Tesla has recalled the Model S and Model X in the US.
The American electric car maker issued a voluntary recall for about 135,000 of its high-priced sedans and SUVs built between 2012 and 2018 for a faulty touchscreen.
According to the National Highway Traffic Safety Administration (NHTSA), which is the organisation that handles recalls in the US, a failed touchscreen could pose a significant safety risk.
Issues that could arise are a loss of reversing camera, exterior turn signal lighting and windscreen defogging functions that may decrease the driver's visibility in inclement weather.
A review by the NHTSA said Tesla confirmed that all touchscreen units will inevitably fail given the memory device's finite storage capacity.
According to Reuters it was reported many owners complained Tesla required owners to pay and replace the unit once warranties expire. Tesla has since said it will replace the defective part and reimburse customers who paid to replace the failed unit.
Tesla Australia has not issued a recall for local vehicles.
The company's local arm doesn't report its sales figures, but it is understood that there are several thousand Model S and Xs on Aussie roads that could have a similar issue.
Both models sold in Australia come from the same factory in the US as the machines recalled.
Tesla first started selling the Model S in about 2014 and the Model X followed a few years after.
The Model S is the brand's flagship machine and has just been upgraded with a new Plaid+ mode, which brings mind-bending performance.
Outputs are pushed to extremes with 1100 horsepower, or 820kW, of grunt produced from a combination of three electric motors.
This would make it Australia's most powerful car, smashing machines from Ferrari and Lamborghini.
Tesla claims this will help push the electric sedan from 0-100km/h in less than 2.1 seconds.

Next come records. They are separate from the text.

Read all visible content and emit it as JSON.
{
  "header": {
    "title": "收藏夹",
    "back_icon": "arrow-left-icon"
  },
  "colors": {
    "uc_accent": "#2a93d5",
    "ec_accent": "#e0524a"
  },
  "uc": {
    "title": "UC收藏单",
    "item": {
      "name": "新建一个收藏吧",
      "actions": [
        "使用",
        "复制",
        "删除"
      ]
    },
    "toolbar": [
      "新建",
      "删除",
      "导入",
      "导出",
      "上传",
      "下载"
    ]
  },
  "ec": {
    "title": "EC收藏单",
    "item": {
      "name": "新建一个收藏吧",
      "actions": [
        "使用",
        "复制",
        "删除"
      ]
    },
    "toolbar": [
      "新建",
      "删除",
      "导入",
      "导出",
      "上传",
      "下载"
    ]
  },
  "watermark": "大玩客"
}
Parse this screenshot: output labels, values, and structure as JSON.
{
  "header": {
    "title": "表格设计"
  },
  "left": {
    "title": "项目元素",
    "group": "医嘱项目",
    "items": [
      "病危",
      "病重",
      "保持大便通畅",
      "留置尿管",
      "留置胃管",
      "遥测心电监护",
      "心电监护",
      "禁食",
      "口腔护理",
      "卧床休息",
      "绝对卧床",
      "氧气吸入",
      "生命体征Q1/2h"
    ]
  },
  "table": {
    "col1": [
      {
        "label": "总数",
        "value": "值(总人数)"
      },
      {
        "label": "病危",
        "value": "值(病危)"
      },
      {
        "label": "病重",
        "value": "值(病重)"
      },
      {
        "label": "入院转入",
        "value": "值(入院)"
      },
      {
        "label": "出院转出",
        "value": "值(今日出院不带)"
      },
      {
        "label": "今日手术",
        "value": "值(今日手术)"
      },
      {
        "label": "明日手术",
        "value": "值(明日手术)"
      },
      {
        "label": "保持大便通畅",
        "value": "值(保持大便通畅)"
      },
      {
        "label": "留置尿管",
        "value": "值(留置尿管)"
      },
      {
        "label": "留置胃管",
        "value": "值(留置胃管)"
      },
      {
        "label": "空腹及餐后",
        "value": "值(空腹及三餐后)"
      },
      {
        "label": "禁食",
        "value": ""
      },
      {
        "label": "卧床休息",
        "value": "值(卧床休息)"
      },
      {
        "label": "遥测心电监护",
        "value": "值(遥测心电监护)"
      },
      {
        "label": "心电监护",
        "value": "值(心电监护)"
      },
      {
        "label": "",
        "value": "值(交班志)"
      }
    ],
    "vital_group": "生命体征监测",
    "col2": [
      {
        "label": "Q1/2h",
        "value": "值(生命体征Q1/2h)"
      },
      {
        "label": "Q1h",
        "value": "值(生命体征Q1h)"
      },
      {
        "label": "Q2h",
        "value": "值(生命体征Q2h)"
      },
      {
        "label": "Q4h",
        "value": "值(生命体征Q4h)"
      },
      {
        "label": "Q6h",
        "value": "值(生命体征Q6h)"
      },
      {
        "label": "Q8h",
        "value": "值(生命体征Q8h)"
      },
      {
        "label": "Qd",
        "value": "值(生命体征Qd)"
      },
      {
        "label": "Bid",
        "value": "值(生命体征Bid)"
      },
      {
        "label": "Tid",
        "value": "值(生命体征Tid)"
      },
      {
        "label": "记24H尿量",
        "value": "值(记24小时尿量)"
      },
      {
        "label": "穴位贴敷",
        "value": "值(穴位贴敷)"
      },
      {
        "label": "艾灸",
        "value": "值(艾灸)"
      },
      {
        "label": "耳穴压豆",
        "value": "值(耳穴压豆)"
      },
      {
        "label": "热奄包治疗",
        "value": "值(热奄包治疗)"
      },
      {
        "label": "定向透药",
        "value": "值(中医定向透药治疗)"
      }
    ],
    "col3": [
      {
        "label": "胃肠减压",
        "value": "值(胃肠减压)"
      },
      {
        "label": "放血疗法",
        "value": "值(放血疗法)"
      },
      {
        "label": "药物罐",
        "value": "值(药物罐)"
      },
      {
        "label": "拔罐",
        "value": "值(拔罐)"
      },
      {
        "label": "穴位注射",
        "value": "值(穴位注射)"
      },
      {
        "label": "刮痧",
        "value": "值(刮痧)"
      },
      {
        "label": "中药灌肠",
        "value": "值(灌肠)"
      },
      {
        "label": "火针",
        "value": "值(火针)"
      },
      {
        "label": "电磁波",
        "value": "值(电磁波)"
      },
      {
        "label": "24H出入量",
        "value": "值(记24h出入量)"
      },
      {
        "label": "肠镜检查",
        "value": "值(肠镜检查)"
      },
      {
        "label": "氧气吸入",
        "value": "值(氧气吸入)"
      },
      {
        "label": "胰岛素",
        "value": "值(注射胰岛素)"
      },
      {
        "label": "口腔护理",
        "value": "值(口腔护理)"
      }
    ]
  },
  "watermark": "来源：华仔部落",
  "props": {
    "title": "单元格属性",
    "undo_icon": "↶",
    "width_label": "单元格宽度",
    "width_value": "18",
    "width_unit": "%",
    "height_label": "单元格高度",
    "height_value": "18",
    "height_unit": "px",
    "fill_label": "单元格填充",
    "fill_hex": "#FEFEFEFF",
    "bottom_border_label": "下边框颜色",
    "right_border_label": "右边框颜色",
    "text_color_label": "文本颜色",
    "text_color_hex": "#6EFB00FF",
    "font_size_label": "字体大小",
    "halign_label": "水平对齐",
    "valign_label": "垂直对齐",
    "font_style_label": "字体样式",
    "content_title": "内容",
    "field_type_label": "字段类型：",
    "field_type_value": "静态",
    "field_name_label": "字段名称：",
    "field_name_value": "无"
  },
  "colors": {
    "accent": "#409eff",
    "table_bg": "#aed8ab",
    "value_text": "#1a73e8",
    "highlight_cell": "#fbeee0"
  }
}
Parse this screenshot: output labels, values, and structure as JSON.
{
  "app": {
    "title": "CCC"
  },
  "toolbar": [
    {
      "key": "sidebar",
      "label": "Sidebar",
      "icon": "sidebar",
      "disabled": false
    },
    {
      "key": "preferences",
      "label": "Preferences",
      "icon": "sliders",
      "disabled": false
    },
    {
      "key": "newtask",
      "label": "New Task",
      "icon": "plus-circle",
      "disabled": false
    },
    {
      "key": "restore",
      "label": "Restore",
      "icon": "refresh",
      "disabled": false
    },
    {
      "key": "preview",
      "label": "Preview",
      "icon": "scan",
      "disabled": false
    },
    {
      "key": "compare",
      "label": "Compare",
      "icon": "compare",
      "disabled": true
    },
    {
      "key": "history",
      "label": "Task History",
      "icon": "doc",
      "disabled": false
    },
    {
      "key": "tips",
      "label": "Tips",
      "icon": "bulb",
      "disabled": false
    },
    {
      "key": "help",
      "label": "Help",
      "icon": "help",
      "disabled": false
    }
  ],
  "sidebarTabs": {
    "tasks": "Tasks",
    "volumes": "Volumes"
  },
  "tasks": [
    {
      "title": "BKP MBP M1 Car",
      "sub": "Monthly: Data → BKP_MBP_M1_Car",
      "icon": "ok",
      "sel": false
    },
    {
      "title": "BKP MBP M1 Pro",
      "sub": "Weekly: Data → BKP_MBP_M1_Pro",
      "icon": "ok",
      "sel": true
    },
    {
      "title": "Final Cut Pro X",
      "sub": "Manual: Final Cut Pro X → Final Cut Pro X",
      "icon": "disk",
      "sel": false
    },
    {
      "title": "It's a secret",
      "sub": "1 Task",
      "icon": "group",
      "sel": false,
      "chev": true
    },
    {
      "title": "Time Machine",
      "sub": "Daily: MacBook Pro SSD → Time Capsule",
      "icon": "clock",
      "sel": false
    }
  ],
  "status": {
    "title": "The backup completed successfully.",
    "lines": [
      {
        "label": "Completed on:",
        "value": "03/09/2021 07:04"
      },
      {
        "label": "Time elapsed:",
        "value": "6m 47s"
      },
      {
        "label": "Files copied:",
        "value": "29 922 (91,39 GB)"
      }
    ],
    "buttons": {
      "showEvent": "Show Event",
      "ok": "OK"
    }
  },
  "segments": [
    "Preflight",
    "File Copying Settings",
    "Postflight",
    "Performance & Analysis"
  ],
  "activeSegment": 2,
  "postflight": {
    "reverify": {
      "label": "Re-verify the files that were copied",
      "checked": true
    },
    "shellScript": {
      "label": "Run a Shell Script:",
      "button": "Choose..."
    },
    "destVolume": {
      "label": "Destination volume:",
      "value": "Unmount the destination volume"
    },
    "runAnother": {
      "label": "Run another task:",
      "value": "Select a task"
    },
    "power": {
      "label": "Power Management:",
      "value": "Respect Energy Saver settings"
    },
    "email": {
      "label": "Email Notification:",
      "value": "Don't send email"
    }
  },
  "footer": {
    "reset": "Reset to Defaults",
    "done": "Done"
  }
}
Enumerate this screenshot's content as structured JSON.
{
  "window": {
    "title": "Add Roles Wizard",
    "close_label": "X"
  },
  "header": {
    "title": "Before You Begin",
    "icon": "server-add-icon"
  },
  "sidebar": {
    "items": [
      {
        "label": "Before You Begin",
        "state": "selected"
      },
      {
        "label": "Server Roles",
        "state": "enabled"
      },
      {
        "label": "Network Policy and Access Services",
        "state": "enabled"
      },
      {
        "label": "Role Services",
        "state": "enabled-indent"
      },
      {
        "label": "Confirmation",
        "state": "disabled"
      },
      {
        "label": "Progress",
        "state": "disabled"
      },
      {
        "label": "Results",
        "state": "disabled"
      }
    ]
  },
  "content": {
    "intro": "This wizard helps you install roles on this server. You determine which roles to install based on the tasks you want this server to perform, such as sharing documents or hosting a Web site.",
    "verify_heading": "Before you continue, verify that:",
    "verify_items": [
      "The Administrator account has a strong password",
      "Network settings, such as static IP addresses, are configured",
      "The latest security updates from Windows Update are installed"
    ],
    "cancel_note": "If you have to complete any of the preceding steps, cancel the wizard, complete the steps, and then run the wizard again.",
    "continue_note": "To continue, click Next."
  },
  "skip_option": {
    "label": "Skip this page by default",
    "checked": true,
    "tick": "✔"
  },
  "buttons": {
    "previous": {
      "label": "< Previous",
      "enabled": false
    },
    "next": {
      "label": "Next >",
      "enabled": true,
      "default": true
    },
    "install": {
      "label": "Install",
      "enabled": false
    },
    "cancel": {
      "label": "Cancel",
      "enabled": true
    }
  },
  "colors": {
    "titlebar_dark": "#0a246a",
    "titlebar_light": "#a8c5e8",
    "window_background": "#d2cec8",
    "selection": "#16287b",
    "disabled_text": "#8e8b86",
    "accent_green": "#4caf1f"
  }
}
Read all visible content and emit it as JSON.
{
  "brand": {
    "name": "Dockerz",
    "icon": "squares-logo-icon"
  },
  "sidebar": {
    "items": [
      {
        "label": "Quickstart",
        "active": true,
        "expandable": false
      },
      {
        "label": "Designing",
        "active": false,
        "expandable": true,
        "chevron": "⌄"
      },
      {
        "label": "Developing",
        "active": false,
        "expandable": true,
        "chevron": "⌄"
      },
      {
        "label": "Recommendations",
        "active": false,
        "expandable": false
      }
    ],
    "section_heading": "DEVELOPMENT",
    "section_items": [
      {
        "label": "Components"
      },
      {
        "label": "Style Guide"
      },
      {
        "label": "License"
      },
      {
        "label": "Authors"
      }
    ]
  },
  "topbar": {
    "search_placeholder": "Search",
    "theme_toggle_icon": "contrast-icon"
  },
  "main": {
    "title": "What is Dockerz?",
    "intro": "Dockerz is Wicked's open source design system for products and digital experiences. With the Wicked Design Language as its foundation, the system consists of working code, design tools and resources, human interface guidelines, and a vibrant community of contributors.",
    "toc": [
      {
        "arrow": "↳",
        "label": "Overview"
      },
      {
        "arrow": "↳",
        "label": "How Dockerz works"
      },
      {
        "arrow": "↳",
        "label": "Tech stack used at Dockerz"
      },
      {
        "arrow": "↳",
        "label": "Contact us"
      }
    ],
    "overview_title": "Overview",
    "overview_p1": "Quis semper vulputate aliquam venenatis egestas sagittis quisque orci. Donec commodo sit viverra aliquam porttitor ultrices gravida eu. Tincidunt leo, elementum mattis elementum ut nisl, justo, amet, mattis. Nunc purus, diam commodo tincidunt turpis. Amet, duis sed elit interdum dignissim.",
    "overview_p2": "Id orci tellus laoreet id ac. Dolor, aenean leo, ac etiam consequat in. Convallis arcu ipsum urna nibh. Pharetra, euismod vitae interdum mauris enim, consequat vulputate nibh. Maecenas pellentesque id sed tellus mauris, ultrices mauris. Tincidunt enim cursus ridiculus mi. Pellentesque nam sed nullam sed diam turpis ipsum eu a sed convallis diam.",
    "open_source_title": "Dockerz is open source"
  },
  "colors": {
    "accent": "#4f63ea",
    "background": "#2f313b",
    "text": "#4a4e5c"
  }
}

The Tesla Model X won't have the Plaid+ version, but will have to make do with the slightly slower Plaid mode, which boasts 760kW of grunt and a 0-100km/h sprint time of 2.1 seconds.
Originally published as Tesla recalls thousands of cars